**The problem:** If a line in the data below holds the word "heading", copy it.

**Data records:**
***
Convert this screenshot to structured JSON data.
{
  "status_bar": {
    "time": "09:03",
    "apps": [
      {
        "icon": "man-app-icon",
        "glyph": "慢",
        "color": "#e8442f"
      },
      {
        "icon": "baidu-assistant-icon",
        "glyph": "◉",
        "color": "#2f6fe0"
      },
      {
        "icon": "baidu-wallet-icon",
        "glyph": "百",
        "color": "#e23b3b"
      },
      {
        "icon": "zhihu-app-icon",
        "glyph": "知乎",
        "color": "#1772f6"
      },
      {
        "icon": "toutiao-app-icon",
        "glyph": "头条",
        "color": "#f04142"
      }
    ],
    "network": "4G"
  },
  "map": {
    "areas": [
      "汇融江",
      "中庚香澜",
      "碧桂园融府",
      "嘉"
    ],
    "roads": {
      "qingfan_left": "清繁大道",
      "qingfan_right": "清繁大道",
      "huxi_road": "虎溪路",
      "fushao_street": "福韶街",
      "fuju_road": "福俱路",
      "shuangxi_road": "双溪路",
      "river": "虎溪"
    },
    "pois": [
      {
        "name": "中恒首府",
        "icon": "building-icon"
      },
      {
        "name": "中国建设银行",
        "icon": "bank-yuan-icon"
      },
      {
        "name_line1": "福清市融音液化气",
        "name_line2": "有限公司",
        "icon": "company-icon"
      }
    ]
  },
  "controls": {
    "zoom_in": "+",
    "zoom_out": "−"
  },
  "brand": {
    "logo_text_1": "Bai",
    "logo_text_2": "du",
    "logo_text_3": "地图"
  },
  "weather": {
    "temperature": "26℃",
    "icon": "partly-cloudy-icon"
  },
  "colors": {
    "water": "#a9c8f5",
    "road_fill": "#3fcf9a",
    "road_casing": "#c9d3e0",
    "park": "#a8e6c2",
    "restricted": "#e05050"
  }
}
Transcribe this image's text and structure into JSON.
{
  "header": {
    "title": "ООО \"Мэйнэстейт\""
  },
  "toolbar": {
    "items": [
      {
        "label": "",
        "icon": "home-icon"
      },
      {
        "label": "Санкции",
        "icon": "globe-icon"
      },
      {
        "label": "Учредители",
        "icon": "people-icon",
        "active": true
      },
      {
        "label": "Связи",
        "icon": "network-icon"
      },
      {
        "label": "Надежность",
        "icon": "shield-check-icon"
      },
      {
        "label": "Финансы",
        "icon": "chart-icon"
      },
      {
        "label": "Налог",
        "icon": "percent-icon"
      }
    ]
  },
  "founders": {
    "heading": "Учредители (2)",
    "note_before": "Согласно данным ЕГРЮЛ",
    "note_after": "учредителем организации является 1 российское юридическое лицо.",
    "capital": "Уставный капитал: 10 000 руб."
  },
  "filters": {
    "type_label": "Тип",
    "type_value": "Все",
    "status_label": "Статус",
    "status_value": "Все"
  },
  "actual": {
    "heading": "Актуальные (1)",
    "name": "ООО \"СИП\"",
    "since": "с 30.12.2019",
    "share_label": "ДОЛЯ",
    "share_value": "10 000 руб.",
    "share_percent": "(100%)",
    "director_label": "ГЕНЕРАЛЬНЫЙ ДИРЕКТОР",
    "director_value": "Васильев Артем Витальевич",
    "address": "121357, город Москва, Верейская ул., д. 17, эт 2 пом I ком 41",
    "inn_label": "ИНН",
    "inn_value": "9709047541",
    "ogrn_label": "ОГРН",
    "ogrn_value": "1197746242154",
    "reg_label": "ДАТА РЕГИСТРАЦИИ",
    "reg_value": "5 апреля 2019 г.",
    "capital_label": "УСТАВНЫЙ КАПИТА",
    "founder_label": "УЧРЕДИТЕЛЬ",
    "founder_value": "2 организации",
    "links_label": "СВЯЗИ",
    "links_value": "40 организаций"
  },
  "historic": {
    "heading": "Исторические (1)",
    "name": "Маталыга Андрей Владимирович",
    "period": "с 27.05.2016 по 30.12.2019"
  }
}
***
**Exercise result:**
    "heading": "Учредители (2)",
    "heading": "Актуальные (1)",
    "heading": "Исторические (1)",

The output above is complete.